Each entry below is to be extracted exactly.

Materials provided:
□ □ □ □ □ □ □

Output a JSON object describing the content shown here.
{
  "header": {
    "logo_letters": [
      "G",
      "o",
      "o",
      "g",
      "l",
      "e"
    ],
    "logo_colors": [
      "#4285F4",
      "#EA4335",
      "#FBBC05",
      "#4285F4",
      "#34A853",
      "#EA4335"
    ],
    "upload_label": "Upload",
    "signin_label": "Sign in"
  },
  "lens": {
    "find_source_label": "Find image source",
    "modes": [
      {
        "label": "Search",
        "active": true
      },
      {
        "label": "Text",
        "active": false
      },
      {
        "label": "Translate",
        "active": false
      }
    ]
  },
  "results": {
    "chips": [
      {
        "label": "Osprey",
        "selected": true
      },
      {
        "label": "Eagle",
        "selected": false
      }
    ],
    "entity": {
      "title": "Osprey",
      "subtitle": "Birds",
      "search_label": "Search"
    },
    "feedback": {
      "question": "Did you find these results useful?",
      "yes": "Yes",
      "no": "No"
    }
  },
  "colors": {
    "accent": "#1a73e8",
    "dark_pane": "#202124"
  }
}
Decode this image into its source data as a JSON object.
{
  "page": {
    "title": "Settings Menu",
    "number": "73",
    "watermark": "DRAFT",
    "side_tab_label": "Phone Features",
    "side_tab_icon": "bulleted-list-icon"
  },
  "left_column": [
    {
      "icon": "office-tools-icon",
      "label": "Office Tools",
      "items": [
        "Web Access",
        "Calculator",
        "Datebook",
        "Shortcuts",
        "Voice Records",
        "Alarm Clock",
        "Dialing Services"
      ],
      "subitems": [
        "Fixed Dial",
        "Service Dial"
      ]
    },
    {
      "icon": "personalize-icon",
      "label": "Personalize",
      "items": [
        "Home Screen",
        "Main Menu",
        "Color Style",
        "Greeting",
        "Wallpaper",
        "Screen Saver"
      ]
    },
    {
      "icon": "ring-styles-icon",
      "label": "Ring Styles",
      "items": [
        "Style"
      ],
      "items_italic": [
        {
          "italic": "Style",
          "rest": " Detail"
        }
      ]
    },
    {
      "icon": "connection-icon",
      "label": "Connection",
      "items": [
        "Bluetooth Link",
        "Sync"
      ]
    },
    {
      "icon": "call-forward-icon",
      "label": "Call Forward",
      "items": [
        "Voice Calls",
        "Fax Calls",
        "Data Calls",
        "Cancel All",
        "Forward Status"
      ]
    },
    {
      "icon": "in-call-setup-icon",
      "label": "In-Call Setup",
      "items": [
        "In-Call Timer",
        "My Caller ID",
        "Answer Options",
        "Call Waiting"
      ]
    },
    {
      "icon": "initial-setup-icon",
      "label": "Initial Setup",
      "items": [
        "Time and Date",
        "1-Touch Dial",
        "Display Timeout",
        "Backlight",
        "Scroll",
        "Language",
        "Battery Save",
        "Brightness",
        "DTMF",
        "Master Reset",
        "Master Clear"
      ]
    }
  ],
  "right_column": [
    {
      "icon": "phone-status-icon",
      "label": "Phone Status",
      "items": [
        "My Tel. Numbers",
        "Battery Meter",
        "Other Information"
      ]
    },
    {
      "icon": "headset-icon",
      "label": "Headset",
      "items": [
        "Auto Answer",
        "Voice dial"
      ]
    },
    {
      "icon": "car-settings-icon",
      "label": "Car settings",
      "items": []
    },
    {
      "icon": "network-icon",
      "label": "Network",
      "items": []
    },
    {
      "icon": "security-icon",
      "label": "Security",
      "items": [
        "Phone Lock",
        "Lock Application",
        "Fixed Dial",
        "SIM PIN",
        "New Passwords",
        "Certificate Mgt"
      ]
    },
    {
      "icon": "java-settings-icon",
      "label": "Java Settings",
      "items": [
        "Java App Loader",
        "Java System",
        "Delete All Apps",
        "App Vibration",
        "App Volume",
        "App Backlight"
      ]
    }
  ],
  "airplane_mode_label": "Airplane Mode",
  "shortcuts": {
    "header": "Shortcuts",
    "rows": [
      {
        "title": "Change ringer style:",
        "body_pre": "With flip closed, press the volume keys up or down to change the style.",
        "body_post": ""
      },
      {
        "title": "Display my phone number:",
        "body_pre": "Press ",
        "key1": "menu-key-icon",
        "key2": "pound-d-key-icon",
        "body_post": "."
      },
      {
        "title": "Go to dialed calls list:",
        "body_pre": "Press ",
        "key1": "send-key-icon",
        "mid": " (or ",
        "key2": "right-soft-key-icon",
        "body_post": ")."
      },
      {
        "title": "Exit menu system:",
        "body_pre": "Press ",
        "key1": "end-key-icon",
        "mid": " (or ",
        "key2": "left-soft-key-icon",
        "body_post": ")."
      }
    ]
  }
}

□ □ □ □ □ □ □

Solution to this exercise:
Output a JSON object describing the content shown here.
{
  "header": {
    "logo_letters": [
      "G",
      "o",
      "o",
      "g",
      "l",
      "e"
    ],
    "logo_colors": [
      "#4285F4",
      "#EA4335",
      "#FBBC05",
      "#4285F4",
      "#34A853",
      "#EA4335"
    ],
    "upload_label": "Upload",
    "signin_label": "Sign in"
  },
  "lens": {
    "find_source_label": "Find image source",
    "modes": [
      {
        "label": "Search",
        "active": true
      },
      {
        "label": "Text",
        "active": false
      },
      {
        "label": "Translate",
        "active": false
      }
    ]
  },
  "results": {
    "chips": [
      {
        "label": "Osprey",
        "selected": true
      },
      {
        "label": "Eagle",
        "selected": false
      }
    ],
    "entity": {
      "title": "Osprey",
      "subtitle": "Birds",
      "search_label": "Search"
    },
    "feedback": {
      "question": "Did you find these results useful?",
      "yes": "Yes",
      "no": "No"
    }
  },
  "colors": {
    "accent": "#1a73e8",
    "dark_pane": "#202124"
  }
}
Decode this image into its source data as a JSON object.
{
  "page": {
    "title": "Settings Menu",
    "number": "73",
    "watermark": "DRAFT",
    "side_tab_label": "Phone Features",
    "side_tab_icon": "bulleted-list-icon"
  },
  "left_column": [
    {
      "icon": "office-tools-icon",
      "label": "Office Tools",
      "items": [
        "Web Access",
        "Calculator",
        "Datebook",
        "Shortcuts",
        "Voice Records",
        "Alarm Clock",
        "Dialing Services"
      ],
      "subitems": [
        "Fixed Dial",
        "Service Dial"
      ]
    },
    {
      "icon": "personalize-icon",
      "label": "Personalize",
      "items": [
        "Home Screen",
        "Main Menu",
        "Color Style",
        "Greeting",
        "Wallpaper",
        "Screen Saver"
      ]
    },
    {
      "icon": "ring-styles-icon",
      "label": "Ring Styles",
      "items": [
        "Style"
      ],
      "items_italic": [
        {
          "italic": "Style",
          "rest": " Detail"
        }
      ]
    },
    {
      "icon": "connection-icon",
      "label": "Connection",
      "items": [
        "Bluetooth Link",
        "Sync"
      ]
    },
    {
      "icon": "call-forward-icon",
      "label": "Call Forward",
      "items": [
        "Voice Calls",
        "Fax Calls",
        "Data Calls",
        "Cancel All",
        "Forward Status"
      ]
    },
    {
      "icon": "in-call-setup-icon",
      "label": "In-Call Setup",
      "items": [
        "In-Call Timer",
        "My Caller ID",
        "Answer Options",
        "Call Waiting"
      ]
    },
    {
      "icon": "initial-setup-icon",
      "label": "Initial Setup",
      "items": [
        "Time and Date",
        "1-Touch Dial",
        "Display Timeout",
        "Backlight",
        "Scroll",
        "Language",
        "Battery Save",
        "Brightness",
        "DTMF",
        "Master Reset",
        "Master Clear"
      ]
    }
  ],
  "right_column": [
    {
      "icon": "phone-status-icon",
      "label": "Phone Status",
      "items": [
        "My Tel. Numbers",
        "Battery Meter",
        "Other Information"
      ]
    },
    {
      "icon": "headset-icon",
      "label": "Headset",
      "items": [
        "Auto Answer",
        "Voice dial"
      ]
    },
    {
      "icon": "car-settings-icon",
      "label": "Car settings",
      "items": []
    },
    {
      "icon": "network-icon",
      "label": "Network",
      "items": []
    },
    {
      "icon": "security-icon",
      "label": "Security",
      "items": [
        "Phone Lock",
        "Lock Application",
        "Fixed Dial",
        "SIM PIN",
        "New Passwords",
        "Certificate Mgt"
      ]
    },
    {
      "icon": "java-settings-icon",
      "label": "Java Settings",
      "items": [
        "Java App Loader",
        "Java System",
        "Delete All Apps",
        "App Vibration",
        "App Volume",
        "App Backlight"
      ]
    }
  ],
  "airplane_mode_label": "Airplane Mode",
  "shortcuts": {
    "header": "Shortcuts",
    "rows": [
      {
        "title": "Change ringer style:",
        "body_pre": "With flip closed, press the volume keys up or down to change the style.",
        "body_post": ""
      },
      {
        "title": "Display my phone number:",
        "body_pre": "Press ",
        "key1": "menu-key-icon",
        "key2": "pound-d-key-icon",
        "body_post": "."
      },
      {
        "title": "Go to dialed calls list:",
        "body_pre": "Press ",
        "key1": "send-key-icon",
        "mid": " (or ",
        "key2": "right-soft-key-icon",
        "body_post": ")."
      },
      {
        "title": "Exit menu system:",
        "body_pre": "Press ",
        "key1": "end-key-icon",
        "mid": " (or ",
        "key2": "left-soft-key-icon",
        "body_post": ")."
      }
    ]
  }
}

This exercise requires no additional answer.